Published on : Wednesday, January 4, 2017
The advertisement watchdog, Advertising Standards Authority (ASA) recently banned TV advertisements of Ryanair and LastMinute.com for misleading their customers to buy flight tickets and holiday packages, by making false promises. Two separate advertisements of the two companies forced several people to lodge separate complaints against both of them.
The Ryanair TV advert in question was seen in October 2016, where the ad breached three of the broadcasting rules. The text on the screen was the most controversial one, where the text ‘Summer 2017 on sale now’ could be seen immediately after ‘Fly from £19.99’, even though the airline did not mention that the offer was not applicable for the summer flights.
The CEO of the airline, Michael O’Leary informed that the text ‘Summer 2017’ appeared at the end of the ad, separately. He also informed that they also added a disclaimer on-screen, stating that the offer is applicable for the flights before April 2017.
According to ASA, the text of the advert was ‘ambiguous’ and the customers could easily think that the summer flights were available in exchange of fares starting from £19.99.
ASA informed that while they noted that the £19.99 offer was qualified by small text stating the start and end dates for the promotion, they considered that, given the conjunction of the offer with the claim ‘Summer 2017 on sale now’, the qualification was not sufficiently prominent to correct the overall impression that summer 2017 flights were included in the sale.
Similarly, the advertisement of LastMinute.com, which got published on their website in September, 2016, promised ‘£569 Price per person Flight + hotel’ to their customers.

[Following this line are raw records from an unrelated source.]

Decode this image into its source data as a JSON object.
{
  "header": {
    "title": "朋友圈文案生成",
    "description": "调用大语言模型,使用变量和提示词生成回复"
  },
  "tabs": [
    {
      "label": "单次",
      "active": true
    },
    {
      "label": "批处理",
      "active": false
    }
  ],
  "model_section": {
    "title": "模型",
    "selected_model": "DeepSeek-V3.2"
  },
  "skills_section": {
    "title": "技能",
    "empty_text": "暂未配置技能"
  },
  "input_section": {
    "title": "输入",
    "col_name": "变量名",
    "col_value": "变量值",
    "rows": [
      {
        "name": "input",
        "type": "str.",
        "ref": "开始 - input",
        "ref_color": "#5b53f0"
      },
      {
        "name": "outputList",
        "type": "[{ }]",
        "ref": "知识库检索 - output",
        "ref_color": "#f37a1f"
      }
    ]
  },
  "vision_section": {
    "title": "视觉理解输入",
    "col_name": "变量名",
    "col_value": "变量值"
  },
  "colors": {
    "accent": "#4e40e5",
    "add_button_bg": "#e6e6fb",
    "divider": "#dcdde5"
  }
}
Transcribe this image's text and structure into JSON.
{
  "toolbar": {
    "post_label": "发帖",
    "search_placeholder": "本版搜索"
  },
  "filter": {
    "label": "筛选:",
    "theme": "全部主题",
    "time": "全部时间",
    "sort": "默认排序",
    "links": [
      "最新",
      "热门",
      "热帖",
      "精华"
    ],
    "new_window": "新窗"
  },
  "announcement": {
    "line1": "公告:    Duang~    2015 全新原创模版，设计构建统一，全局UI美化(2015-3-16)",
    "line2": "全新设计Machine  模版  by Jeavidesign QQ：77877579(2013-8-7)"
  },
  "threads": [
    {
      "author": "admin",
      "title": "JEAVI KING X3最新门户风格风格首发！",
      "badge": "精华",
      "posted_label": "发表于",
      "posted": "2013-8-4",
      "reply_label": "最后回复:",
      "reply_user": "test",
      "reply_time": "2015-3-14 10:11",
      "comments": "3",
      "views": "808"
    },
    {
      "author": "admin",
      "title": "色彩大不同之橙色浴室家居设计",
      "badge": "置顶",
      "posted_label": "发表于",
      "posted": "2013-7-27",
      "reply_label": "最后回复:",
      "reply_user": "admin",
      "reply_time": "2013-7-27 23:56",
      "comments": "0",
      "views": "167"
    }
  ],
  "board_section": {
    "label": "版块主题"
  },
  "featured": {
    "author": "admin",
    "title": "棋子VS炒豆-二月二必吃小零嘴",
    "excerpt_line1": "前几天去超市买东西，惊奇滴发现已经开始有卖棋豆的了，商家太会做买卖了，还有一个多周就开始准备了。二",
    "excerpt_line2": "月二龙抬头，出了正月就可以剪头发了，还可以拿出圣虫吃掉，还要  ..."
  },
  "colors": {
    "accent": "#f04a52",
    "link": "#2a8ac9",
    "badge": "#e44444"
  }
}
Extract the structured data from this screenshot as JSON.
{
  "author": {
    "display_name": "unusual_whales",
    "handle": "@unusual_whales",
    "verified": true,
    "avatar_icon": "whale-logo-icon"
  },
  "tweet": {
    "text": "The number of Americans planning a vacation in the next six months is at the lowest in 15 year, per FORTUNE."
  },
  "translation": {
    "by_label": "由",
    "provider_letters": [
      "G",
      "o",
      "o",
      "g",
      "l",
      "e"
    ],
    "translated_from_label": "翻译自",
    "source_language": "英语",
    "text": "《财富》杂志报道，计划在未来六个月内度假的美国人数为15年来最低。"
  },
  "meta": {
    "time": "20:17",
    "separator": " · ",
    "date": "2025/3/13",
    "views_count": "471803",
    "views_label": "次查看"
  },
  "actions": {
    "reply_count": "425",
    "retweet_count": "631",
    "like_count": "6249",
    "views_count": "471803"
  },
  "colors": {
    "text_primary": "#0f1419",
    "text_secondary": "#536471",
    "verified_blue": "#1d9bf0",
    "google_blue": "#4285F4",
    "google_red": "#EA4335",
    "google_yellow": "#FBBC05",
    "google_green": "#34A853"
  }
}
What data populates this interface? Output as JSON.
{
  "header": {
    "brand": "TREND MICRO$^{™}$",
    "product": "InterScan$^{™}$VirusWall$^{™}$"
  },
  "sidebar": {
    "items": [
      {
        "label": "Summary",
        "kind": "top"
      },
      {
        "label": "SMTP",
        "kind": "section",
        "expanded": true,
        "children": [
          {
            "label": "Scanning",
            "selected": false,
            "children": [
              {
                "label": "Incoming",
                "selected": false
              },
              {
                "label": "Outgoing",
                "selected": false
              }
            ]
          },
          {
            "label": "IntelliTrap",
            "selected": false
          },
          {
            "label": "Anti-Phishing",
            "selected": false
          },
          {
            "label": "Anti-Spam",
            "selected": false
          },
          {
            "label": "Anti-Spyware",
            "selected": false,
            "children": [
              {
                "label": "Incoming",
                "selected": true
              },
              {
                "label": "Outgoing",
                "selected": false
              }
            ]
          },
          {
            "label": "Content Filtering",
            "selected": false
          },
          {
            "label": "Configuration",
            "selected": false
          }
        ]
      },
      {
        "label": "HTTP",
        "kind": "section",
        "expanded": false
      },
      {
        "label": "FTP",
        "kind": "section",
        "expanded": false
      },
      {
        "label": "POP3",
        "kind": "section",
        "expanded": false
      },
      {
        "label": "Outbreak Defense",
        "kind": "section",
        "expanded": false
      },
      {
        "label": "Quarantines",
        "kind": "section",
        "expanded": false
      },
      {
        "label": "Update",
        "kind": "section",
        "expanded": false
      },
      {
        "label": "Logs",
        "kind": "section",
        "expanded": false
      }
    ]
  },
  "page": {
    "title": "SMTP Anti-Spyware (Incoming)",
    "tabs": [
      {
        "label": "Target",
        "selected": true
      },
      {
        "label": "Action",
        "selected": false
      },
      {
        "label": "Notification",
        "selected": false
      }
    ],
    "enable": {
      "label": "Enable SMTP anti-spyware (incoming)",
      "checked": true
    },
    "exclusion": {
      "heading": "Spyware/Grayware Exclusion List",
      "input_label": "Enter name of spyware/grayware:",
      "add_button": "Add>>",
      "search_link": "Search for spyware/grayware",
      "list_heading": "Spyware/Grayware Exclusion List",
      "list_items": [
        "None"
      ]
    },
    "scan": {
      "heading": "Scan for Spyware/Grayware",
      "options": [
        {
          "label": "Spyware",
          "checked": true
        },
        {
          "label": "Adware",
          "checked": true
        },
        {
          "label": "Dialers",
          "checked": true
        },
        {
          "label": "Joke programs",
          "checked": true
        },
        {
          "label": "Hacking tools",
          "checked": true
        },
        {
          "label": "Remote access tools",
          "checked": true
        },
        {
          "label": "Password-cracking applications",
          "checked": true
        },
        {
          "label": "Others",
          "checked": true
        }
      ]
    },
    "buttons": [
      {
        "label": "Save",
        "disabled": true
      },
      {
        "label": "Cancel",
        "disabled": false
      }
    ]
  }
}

After a traveller tried to book the package from the website and was asked to pay additional £70.77 as the advertised price was unavailable, she decided to lodge a complaint to ASA.
ASA informed that approximately an hour after making a booking request for the package at the quoted price, the complainant was informed that the price had increased and they would need to pay an additional sum of £70.77 in order to maintain the booking.